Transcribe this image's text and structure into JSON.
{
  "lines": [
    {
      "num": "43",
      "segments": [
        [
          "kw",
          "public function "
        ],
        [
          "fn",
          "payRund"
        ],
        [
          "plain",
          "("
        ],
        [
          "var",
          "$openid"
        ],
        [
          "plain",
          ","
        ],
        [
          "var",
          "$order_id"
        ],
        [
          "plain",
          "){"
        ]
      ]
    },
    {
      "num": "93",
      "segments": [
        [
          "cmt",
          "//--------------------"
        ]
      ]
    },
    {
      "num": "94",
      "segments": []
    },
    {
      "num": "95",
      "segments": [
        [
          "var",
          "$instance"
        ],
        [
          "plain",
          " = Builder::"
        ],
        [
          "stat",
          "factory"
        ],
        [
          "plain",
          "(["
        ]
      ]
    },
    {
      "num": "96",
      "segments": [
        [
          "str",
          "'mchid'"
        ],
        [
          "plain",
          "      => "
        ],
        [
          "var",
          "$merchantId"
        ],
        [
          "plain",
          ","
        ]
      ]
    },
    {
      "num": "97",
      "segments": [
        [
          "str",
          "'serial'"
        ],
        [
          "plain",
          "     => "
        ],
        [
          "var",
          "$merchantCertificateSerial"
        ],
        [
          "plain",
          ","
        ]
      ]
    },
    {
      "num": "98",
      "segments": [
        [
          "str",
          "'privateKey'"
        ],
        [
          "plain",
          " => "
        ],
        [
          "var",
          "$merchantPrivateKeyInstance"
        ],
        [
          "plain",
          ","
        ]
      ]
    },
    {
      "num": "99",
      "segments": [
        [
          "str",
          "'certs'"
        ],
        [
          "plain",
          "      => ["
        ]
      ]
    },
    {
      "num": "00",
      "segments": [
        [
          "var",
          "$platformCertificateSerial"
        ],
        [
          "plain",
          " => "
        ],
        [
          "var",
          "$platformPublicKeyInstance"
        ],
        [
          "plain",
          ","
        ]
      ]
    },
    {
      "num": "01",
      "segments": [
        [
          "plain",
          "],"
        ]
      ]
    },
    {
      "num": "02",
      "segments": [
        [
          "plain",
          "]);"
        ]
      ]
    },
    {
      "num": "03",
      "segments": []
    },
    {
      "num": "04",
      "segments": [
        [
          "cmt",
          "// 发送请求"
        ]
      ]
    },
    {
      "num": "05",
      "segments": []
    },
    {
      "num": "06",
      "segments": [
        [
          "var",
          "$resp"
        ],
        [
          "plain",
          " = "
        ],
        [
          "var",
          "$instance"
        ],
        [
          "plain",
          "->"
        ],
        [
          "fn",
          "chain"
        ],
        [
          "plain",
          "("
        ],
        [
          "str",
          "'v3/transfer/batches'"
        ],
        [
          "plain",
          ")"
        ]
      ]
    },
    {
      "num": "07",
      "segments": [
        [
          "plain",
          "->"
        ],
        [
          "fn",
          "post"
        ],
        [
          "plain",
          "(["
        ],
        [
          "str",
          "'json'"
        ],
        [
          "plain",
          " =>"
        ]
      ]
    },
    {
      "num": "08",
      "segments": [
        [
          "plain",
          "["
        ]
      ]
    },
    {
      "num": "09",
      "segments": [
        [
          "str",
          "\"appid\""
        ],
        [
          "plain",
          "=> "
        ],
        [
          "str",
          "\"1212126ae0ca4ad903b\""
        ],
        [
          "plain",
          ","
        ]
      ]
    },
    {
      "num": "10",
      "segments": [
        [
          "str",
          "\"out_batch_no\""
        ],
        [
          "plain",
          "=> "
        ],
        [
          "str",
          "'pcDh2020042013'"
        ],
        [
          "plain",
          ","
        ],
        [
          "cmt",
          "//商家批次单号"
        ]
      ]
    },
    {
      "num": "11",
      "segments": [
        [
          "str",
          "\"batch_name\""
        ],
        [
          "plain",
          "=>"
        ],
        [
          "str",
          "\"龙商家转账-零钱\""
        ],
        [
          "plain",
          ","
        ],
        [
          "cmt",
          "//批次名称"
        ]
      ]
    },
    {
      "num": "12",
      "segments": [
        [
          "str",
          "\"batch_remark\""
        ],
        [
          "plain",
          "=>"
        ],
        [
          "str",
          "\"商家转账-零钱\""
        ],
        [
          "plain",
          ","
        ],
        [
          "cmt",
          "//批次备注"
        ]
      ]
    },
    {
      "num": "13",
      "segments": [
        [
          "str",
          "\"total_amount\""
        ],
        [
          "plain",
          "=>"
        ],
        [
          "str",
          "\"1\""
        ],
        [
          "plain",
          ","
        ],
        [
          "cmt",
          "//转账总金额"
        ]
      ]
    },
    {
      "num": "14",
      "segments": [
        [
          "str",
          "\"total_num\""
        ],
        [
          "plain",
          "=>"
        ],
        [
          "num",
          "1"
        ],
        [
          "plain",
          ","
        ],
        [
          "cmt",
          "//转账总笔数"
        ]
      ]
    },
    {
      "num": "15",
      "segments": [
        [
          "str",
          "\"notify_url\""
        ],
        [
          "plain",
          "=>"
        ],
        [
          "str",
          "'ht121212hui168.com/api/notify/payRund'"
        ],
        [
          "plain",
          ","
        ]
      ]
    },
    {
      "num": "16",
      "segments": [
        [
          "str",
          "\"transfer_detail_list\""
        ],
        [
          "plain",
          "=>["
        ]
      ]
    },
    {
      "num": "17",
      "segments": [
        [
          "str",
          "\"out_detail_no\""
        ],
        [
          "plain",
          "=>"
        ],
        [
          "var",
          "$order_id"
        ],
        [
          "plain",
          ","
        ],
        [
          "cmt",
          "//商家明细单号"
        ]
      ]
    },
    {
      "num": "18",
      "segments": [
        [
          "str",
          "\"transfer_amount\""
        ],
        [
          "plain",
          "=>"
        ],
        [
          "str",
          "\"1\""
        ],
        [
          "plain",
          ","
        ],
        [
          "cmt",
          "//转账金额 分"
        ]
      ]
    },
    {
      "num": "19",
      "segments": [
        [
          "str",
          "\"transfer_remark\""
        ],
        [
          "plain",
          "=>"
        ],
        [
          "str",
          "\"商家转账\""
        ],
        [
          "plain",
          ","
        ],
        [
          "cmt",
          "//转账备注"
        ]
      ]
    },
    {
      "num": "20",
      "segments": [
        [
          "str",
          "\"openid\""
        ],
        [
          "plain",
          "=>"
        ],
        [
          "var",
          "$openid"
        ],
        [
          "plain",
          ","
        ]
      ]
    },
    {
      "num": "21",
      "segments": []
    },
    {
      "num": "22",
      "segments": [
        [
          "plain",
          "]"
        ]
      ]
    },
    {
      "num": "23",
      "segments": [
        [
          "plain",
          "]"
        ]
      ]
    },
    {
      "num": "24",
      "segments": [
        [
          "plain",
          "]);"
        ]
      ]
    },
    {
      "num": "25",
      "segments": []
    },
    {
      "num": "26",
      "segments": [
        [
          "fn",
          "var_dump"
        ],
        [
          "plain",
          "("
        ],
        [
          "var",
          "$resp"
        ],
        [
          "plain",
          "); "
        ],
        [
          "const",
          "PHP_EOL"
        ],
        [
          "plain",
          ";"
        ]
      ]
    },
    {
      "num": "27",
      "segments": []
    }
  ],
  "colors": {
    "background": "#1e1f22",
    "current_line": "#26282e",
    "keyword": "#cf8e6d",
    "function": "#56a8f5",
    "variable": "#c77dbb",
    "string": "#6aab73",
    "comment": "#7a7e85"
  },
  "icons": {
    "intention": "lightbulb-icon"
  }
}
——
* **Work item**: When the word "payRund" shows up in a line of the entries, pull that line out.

* **Result for this task**:
          "payRund"
          "'ht121212hui168.com/api/notify/payRund'"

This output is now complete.